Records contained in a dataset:
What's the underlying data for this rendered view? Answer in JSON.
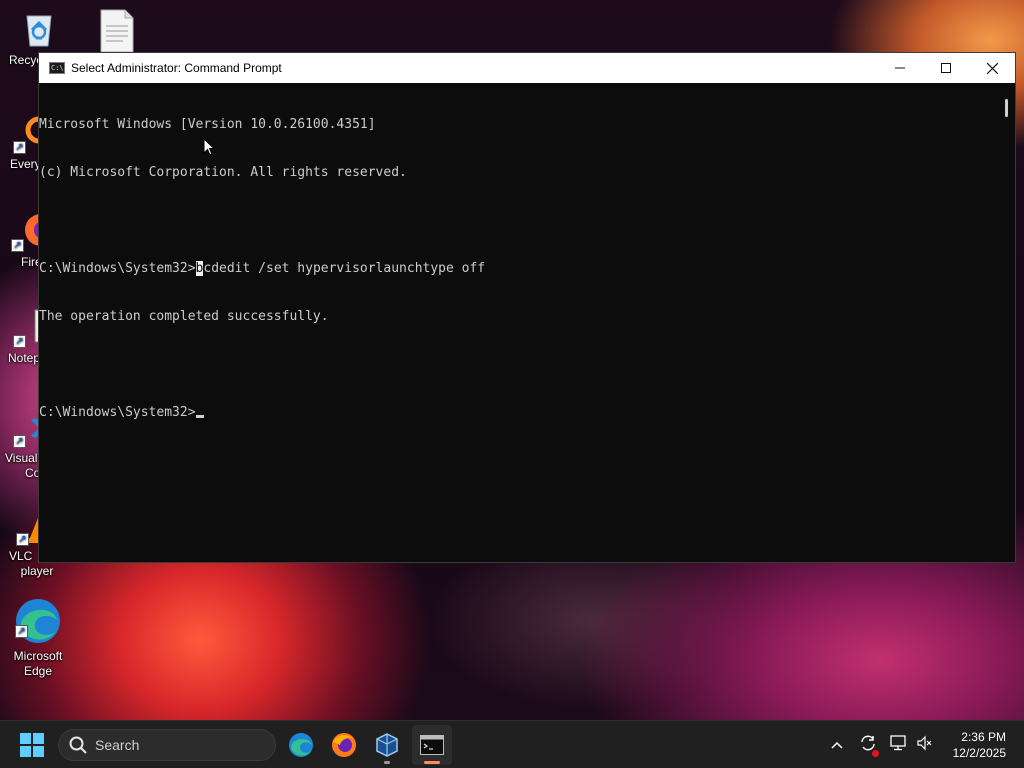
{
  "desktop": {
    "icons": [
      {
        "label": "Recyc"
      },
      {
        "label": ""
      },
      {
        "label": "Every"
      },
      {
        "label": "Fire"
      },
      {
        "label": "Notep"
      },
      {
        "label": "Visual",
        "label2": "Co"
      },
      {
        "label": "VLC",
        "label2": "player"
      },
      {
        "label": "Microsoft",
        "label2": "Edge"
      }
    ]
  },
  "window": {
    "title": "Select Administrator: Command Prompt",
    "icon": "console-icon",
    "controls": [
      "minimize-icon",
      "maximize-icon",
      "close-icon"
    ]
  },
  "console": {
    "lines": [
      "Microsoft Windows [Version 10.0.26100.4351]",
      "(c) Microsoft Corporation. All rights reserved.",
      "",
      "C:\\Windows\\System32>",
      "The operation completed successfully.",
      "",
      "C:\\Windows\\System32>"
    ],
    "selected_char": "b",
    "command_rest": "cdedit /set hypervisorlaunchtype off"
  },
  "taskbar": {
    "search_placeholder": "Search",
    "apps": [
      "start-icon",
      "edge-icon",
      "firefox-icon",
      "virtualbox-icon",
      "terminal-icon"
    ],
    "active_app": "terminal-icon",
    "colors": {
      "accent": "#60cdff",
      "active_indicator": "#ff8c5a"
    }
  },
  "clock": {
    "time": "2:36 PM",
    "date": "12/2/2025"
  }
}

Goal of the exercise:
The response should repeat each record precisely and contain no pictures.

Answer section:
What's the underlying data for this rendered view? Answer in JSON.
{
  "desktop": {
    "icons": [
      {
        "label": "Recyc"
      },
      {
        "label": ""
      },
      {
        "label": "Every"
      },
      {
        "label": "Fire"
      },
      {
        "label": "Notep"
      },
      {
        "label": "Visual",
        "label2": "Co"
      },
      {
        "label": "VLC",
        "label2": "player"
      },
      {
        "label": "Microsoft",
        "label2": "Edge"
      }
    ]
  },
  "window": {
    "title": "Select Administrator: Command Prompt",
    "icon": "console-icon",
    "controls": [
      "minimize-icon",
      "maximize-icon",
      "close-icon"
    ]
  },
  "console": {
    "lines": [
      "Microsoft Windows [Version 10.0.26100.4351]",
      "(c) Microsoft Corporation. All rights reserved.",
      "",
      "C:\\Windows\\System32>",
      "The operation completed successfully.",
      "",
      "C:\\Windows\\System32>"
    ],
    "selected_char": "b",
    "command_rest": "cdedit /set hypervisorlaunchtype off"
  },
  "taskbar": {
    "search_placeholder": "Search",
    "apps": [
      "start-icon",
      "edge-icon",
      "firefox-icon",
      "virtualbox-icon",
      "terminal-icon"
    ],
    "active_app": "terminal-icon",
    "colors": {
      "accent": "#60cdff",
      "active_indicator": "#ff8c5a"
    }
  },
  "clock": {
    "time": "2:36 PM",
    "date": "12/2/2025"
  }
}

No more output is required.